Problem
Copy out the records below exactly as they appear.

Records from a data source
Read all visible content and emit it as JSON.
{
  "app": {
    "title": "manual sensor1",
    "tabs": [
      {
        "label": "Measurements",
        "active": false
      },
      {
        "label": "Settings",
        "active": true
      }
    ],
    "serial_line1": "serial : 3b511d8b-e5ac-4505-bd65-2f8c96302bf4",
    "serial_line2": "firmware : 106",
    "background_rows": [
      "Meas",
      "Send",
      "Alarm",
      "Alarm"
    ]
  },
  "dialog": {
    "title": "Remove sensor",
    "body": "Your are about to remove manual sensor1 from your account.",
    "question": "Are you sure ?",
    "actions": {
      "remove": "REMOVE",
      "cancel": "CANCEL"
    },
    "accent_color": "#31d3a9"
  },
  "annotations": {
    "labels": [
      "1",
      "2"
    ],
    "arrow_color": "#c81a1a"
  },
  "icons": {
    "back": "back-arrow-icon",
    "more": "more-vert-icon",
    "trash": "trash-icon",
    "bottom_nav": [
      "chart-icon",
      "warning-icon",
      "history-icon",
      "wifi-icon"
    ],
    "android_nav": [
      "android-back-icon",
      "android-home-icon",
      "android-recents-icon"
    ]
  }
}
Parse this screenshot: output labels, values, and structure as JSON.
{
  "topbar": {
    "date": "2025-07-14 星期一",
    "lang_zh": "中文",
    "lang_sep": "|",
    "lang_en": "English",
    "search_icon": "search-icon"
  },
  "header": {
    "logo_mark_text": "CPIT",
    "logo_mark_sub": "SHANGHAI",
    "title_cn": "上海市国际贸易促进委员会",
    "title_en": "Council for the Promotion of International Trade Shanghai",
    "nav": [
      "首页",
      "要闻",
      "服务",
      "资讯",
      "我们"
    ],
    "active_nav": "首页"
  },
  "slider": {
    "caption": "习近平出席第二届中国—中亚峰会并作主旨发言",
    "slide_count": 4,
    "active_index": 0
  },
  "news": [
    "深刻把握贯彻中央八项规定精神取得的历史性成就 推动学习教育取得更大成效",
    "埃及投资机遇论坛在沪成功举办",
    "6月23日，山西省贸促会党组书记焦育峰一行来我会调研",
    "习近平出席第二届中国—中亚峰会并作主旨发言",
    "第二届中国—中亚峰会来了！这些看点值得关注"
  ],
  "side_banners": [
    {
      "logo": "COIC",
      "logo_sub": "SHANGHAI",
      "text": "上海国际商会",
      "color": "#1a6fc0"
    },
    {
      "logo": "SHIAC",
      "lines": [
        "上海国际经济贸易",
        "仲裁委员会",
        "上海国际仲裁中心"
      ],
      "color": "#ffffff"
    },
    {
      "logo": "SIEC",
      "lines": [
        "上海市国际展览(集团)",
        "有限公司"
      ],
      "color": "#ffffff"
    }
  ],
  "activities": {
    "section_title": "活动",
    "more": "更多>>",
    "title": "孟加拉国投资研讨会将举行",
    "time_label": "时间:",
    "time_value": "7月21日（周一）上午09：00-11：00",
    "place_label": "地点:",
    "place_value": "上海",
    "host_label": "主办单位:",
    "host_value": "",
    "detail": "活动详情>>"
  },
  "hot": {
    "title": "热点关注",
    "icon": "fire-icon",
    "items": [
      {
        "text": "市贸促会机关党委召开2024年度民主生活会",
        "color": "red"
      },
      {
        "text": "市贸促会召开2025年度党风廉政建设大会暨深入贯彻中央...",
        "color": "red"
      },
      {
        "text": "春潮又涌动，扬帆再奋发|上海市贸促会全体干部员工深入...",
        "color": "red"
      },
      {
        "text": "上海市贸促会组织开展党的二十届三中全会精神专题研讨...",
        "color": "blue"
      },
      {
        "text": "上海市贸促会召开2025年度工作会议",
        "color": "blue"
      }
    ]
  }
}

Result of this exercise
Read all visible content and emit it as JSON.
{
  "app": {
    "title": "manual sensor1",
    "tabs": [
      {
        "label": "Measurements",
        "active": false
      },
      {
        "label": "Settings",
        "active": true
      }
    ],
    "serial_line1": "serial : 3b511d8b-e5ac-4505-bd65-2f8c96302bf4",
    "serial_line2": "firmware : 106",
    "background_rows": [
      "Meas",
      "Send",
      "Alarm",
      "Alarm"
    ]
  },
  "dialog": {
    "title": "Remove sensor",
    "body": "Your are about to remove manual sensor1 from your account.",
    "question": "Are you sure ?",
    "actions": {
      "remove": "REMOVE",
      "cancel": "CANCEL"
    },
    "accent_color": "#31d3a9"
  },
  "annotations": {
    "labels": [
      "1",
      "2"
    ],
    "arrow_color": "#c81a1a"
  },
  "icons": {
    "back": "back-arrow-icon",
    "more": "more-vert-icon",
    "trash": "trash-icon",
    "bottom_nav": [
      "chart-icon",
      "warning-icon",
      "history-icon",
      "wifi-icon"
    ],
    "android_nav": [
      "android-back-icon",
      "android-home-icon",
      "android-recents-icon"
    ]
  }
}
Parse this screenshot: output labels, values, and structure as JSON.
{
  "topbar": {
    "date": "2025-07-14 星期一",
    "lang_zh": "中文",
    "lang_sep": "|",
    "lang_en": "English",
    "search_icon": "search-icon"
  },
  "header": {
    "logo_mark_text": "CPIT",
    "logo_mark_sub": "SHANGHAI",
    "title_cn": "上海市国际贸易促进委员会",
    "title_en": "Council for the Promotion of International Trade Shanghai",
    "nav": [
      "首页",
      "要闻",
      "服务",
      "资讯",
      "我们"
    ],
    "active_nav": "首页"
  },
  "slider": {
    "caption": "习近平出席第二届中国—中亚峰会并作主旨发言",
    "slide_count": 4,
    "active_index": 0
  },
  "news": [
    "深刻把握贯彻中央八项规定精神取得的历史性成就 推动学习教育取得更大成效",
    "埃及投资机遇论坛在沪成功举办",
    "6月23日，山西省贸促会党组书记焦育峰一行来我会调研",
    "习近平出席第二届中国—中亚峰会并作主旨发言",
    "第二届中国—中亚峰会来了！这些看点值得关注"
  ],
  "side_banners": [
    {
      "logo": "COIC",
      "logo_sub": "SHANGHAI",
      "text": "上海国际商会",
      "color": "#1a6fc0"
    },
    {
      "logo": "SHIAC",
      "lines": [
        "上海国际经济贸易",
        "仲裁委员会",
        "上海国际仲裁中心"
      ],
      "color": "#ffffff"
    },
    {
      "logo": "SIEC",
      "lines": [
        "上海市国际展览(集团)",
        "有限公司"
      ],
      "color": "#ffffff"
    }
  ],
  "activities": {
    "section_title": "活动",
    "more": "更多>>",
    "title": "孟加拉国投资研讨会将举行",
    "time_label": "时间:",
    "time_value": "7月21日（周一）上午09：00-11：00",
    "place_label": "地点:",
    "place_value": "上海",
    "host_label": "主办单位:",
    "host_value": "",
    "detail": "活动详情>>"
  },
  "hot": {
    "title": "热点关注",
    "icon": "fire-icon",
    "items": [
      {
        "text": "市贸促会机关党委召开2024年度民主生活会",
        "color": "red"
      },
      {
        "text": "市贸促会召开2025年度党风廉政建设大会暨深入贯彻中央...",
        "color": "red"
      },
      {
        "text": "春潮又涌动，扬帆再奋发|上海市贸促会全体干部员工深入...",
        "color": "red"
      },
      {
        "text": "上海市贸促会组织开展党的二十届三中全会精神专题研讨...",
        "color": "blue"
      },
      {
        "text": "上海市贸促会召开2025年度工作会议",
        "color": "blue"
      }
    ]
  }
}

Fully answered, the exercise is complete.